This is a fascinating article and story from Mr. Cheah, readers. Check it out!
Three Storytellers, Two Listeners, One Story
In his essay ‘The Counterfactual Dialectic’ in Pulp on Pulp, Misha Burnett discusses the use of dialectic to determine what is said to the reader, how it is said, and what the reader will take away from it. I loved the concept so much, I used it for my own work Diary of A Bomoh—with a twist.
Central to the dialectic is the Room, the Storyteller and the Listener. The Room is the place where the story is told; it is not the story itself. The Storyteller is the person who tells the story; he is not the author. The Listener is the person who is listening to the Storyteller; he is not the reader. The relationship between the Storyteller and the Listener determines how the story is told—in other words, the writing style.

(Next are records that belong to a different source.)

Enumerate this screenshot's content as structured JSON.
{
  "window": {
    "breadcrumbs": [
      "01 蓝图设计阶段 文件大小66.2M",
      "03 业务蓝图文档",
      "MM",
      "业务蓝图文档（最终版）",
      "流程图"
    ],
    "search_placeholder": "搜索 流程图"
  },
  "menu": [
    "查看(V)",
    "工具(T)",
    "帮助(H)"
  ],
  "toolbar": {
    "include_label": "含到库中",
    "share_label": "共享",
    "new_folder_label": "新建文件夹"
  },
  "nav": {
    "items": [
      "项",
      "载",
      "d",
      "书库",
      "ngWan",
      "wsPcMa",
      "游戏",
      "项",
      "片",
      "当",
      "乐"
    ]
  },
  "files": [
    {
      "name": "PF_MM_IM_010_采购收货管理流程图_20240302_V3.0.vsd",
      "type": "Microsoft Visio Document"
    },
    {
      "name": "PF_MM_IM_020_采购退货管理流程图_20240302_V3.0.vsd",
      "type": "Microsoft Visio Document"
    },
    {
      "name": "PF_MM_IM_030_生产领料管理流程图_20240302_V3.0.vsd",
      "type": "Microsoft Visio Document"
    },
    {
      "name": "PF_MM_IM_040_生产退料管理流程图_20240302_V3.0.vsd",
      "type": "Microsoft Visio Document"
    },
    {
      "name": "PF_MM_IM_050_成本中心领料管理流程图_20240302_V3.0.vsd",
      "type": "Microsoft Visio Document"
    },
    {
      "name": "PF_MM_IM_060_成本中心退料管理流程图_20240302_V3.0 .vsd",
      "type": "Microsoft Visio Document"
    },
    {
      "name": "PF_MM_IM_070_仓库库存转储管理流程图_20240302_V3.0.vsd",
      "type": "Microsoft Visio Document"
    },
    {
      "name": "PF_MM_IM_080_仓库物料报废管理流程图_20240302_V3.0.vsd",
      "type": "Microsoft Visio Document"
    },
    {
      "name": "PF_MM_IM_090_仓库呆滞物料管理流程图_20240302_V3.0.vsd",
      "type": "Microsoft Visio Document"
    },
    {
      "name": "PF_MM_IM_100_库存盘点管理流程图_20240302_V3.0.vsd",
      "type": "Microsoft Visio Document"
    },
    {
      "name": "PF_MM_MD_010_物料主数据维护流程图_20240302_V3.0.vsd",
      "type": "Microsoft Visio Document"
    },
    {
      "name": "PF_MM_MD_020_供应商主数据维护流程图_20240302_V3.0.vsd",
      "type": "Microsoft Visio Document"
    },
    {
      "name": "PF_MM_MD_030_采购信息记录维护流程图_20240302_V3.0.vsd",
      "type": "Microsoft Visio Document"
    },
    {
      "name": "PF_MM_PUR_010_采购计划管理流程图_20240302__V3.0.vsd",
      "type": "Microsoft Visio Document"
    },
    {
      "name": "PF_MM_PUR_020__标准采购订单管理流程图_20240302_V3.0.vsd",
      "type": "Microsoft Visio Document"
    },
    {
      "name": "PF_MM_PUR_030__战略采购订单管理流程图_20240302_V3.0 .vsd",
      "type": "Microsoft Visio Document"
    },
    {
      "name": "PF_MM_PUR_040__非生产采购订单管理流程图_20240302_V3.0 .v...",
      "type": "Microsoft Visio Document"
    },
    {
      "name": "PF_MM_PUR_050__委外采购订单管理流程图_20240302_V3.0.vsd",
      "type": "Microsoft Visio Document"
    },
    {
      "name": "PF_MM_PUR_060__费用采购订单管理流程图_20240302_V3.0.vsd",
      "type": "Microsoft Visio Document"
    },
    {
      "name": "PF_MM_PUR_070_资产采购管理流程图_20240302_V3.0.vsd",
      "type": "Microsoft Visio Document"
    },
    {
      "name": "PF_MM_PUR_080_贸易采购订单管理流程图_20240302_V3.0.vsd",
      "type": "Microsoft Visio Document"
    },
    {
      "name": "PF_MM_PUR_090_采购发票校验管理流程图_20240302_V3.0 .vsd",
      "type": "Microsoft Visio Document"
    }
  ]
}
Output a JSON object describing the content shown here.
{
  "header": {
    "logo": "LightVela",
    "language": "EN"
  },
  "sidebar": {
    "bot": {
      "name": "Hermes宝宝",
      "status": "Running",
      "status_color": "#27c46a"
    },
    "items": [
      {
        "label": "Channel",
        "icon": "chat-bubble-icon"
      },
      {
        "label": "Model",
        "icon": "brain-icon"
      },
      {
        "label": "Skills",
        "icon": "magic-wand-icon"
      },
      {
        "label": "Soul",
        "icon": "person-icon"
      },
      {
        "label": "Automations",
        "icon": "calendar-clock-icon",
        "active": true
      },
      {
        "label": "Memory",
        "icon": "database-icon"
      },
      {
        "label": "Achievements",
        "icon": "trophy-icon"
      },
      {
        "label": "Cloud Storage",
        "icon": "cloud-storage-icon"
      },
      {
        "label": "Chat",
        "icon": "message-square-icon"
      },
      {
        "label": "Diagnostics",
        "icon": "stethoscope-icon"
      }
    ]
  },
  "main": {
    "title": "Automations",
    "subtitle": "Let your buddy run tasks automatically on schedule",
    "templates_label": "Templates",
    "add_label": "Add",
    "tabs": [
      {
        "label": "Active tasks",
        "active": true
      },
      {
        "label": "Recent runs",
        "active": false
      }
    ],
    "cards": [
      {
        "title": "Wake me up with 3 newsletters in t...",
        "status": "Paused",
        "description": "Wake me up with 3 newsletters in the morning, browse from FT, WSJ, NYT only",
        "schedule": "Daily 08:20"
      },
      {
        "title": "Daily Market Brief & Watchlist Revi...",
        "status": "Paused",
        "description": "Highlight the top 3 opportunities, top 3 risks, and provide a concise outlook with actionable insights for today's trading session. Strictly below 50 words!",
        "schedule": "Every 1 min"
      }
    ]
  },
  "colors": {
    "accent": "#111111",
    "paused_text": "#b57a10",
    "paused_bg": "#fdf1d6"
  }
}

The Storyteller is telling the story for a purpose: to persuade the Listener, to pass on a story, to work out an ‘official’ version of the tale. The Listener has its own motivations: to do something contrary to the Storyteller’s wishes, to learn something from him, to please a superior. The relationship between them, and their motivations, affects how the story will be told.
The story is told from the perspective that everything described in the story is true. The author and the reader know that the story is fiction, but where these characters are concerned, the story really did happen (more or less) the way the Storyteller tells it.